For some, potty training is a relatively quick and painless process. But for others, it can seem like a never-ending diaper disaster. While some kids take to the toilet more quickly and easily than others, the inevitable struggle is a natural part of growing up. So, if your toddler refuses to potty train, you might need extra tricks up your sleeve to get them out of diapers and onto the toilet. Remember, even the most stubborn kids make it out of diapers eventually. But for those immersed in the process, it can be difficult, frustrating, and yes, of course, messy. So to make it easier, keep these tips in mind on how to potty train a stubborn toddler.


If your toddler refuses to potty train, it might simply be because they are not ready. Typically, children start getting ready to be potty trained at 2 years old but it might take until 3 or even longer to start. Remember, every child is different! Some toddlers might take to it quicker than others and that is ok. Keep in mind that potty training will not work if your child has not developed to the point of readiness. 

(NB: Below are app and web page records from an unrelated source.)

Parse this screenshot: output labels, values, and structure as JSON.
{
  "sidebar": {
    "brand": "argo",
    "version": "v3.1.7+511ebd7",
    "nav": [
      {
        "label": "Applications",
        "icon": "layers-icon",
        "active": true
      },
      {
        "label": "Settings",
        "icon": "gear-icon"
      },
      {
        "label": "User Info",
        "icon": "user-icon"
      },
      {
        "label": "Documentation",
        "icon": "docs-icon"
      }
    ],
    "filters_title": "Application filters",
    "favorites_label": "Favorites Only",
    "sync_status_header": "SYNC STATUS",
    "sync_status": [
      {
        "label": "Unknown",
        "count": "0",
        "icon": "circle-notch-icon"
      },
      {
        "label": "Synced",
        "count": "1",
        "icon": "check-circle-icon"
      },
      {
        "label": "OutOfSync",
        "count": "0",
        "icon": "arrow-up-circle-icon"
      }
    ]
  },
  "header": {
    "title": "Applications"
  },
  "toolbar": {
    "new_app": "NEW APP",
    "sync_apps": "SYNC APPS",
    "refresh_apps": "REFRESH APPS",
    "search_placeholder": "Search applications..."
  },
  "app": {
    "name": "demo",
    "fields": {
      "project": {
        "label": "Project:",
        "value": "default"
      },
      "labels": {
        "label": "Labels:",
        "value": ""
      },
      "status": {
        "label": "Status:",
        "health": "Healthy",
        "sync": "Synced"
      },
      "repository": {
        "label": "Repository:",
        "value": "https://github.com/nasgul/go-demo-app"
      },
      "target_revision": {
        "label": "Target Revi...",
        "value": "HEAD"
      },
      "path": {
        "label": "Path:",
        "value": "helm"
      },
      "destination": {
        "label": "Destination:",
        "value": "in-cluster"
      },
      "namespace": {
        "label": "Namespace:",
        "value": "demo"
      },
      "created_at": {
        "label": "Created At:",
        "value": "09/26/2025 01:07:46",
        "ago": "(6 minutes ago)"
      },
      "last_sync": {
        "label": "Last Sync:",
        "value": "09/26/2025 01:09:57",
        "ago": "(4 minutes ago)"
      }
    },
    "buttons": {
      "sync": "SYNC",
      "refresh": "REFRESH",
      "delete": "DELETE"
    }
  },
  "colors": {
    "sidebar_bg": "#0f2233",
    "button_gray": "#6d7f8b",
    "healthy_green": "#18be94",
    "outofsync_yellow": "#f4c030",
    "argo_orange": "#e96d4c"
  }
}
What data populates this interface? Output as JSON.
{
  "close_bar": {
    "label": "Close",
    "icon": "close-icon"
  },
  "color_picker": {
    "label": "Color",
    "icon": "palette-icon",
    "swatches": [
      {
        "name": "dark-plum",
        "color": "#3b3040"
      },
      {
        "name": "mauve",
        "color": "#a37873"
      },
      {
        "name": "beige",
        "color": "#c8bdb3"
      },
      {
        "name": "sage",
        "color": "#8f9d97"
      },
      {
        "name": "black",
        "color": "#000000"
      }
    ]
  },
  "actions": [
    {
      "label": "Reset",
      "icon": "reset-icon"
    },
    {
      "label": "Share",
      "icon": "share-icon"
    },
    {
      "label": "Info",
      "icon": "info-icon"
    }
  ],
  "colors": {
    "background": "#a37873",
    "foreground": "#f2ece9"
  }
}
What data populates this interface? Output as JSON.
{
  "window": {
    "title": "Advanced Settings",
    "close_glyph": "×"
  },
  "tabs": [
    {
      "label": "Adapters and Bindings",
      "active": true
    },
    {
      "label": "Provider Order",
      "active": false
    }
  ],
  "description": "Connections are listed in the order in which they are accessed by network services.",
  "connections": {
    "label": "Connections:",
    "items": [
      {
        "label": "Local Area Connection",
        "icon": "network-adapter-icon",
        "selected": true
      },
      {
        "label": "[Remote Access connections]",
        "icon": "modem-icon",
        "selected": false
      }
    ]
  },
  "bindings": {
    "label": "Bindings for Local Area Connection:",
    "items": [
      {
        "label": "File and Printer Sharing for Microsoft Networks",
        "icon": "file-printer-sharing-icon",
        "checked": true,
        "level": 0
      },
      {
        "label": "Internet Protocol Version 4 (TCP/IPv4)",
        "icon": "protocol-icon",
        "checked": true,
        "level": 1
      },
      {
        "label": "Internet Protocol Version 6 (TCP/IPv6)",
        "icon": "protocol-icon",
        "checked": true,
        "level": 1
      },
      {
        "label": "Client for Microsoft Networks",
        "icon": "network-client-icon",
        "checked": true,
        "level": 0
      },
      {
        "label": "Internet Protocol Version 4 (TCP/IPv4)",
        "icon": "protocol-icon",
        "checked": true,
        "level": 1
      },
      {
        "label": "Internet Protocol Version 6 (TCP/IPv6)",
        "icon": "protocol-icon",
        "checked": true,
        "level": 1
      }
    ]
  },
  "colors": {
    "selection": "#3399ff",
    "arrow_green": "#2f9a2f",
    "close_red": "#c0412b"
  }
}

Watch out for the signs that it’s time to start. Fewer dirty diapers, more regular bowel movements, and starting to not want to sit in dirty diapers. If they’re recognizing their dirty diaper and finding it less than enjoyable, they might likely be ready to start trying a new, cleaner method. Listen for when they start speaking up about when they are going to the bathroom. If they are recognizing with more advanced time that they have the urge to go, they are likely ready to start controlling it and taking it to their new potty.


Toddler potty training can be a lot easier with the help of a structured, tangible reward system. It can be extremely helpful for kids to see their own progress and start to feel good about it. They can feel in control of their own achievements and start doing it for themselves! Consider creating a sparkly sticker calendar or chart to keep track of their progress. When they keep up the success for a certain amount of time, say, three days, you can offer rewards. It doesn’t have to be a big toy each time, but be sure to offer something that shows your child they did something special.

Along the way, avoid punishments related to potty training. If they can’t get it right away, that’s ok! Potty training is a personal and sometimes self-conscious experience. Any negativity can make kids feel like it’s not a safe space to learn. They can grow an aversion to the process and become even more stubborn. So instead, up your reward system to encourage them to see it as a positive, big kid activity. Don’t forget to praise them generously with verbal and physical cues such as smiling, laughing, high fiving and cheering them on!


If your toddler refuses to potty train, you might need some additional tools to get them on board. Let them try new types of underwear and even go without! Pull up diapers are a great option for transitioning to the potty because they allow kids to take control and pull them down themselves. They start to feel like they have responsibility for going by themselves, but if there are any accidents, it’s no problem! The diapers will absorb it. 

As they get better at controlling their urges long enough to get to their potty, you can try big kid underwear to allow them to get used to it and start enjoying the new freedom. In the meantime, it can be helpful to let them scamper around with no diapers or underwear on so they can be more aware of what is happening when they need to go to the bathroom. Instead of it just happening hidden in their diapers, they can see it and learn that the way to go is by using their potty. Just keep some wipes handy!


Looking for a way to get your child more comfortable and excited about going to the bathroom the grown up way? Try out a new toddler potty training lingo! Start using new words surrounding going to the bathroom. Take the opportunity to show your positivity around potty training. Remind them how fun and comfortable their new underwear is. Choose your words for going to the bathroom and use them consistently so your child gets the hang of understanding the terms and using them to communicate their needs. 

Remember to avoid using negative words like gross or yucky or anything commenting on the smell that might make your child feel shame or embarrassment. The ideal situation is to help them see all forms of going to the bathroom as normal and natural. Grown up language can be a helpful way to show your toddler that toilet training is an easier, comfier, cleaner, way to go! If they’re extra stubborn, don’t ask them if they want to go. Tell them it’s time or propose a challenge!

At Coastal Kids Pediatrics, we are thrilled to see our patients and their families go through this exciting time of growth and independence. While we understand that it can be especially tricky when a toddler refuses to potty train, we know that when your child is ready, it will become a beautiful bonding and learning experience to see their success. As your family tests out potty training tips, your pediatrician can work with you to find the perfect solution to getting them out of diapers and onto the toilet. For more insight on how to potty train a stubborn toddler, don’t hesitate to reach out to your knowledgeable Coastal Kids pediatrician. To make an appointment, visit us at